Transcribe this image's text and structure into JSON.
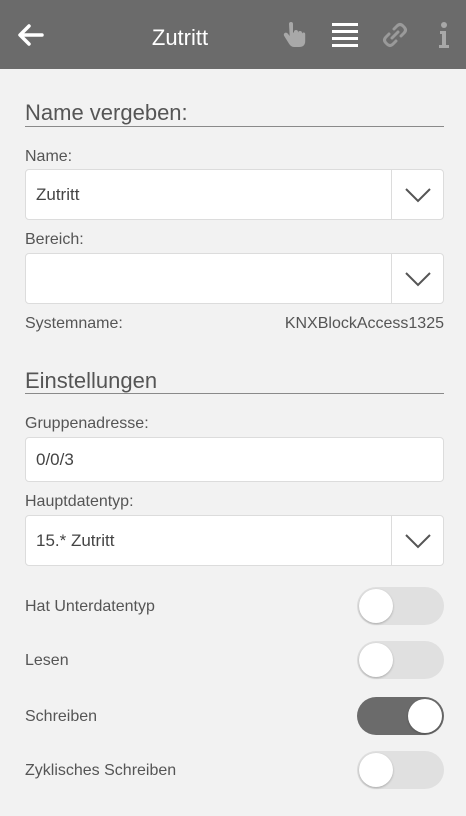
{
  "header": {
    "title": "Zutritt",
    "icons": [
      "back-arrow-icon",
      "hand-icon",
      "list-icon",
      "link-icon",
      "info-icon"
    ]
  },
  "name_section": {
    "heading": "Name vergeben:",
    "name_label": "Name:",
    "name_value": "Zutritt",
    "bereich_label": "Bereich:",
    "bereich_value": "",
    "systemname_label": "Systemname:",
    "systemname_value": "KNXBlockAccess1325"
  },
  "settings_section": {
    "heading": "Einstellungen",
    "gruppenadresse_label": "Gruppenadresse:",
    "gruppenadresse_value": "0/0/3",
    "hauptdatentyp_label": "Hauptdatentyp:",
    "hauptdatentyp_value": "15.* Zutritt",
    "toggles": [
      {
        "label": "Hat Unterdatentyp",
        "on": false
      },
      {
        "label": "Lesen",
        "on": false
      },
      {
        "label": "Schreiben",
        "on": true
      },
      {
        "label": "Zyklisches Schreiben",
        "on": false
      }
    ]
  },
  "colors": {
    "topbar": "#6b6b6b",
    "background": "#f2f2f2",
    "toggle_on": "#6b6b6b",
    "toggle_off": "#e0e0e0"
  }
}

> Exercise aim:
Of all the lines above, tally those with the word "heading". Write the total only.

> Exercise answer:
2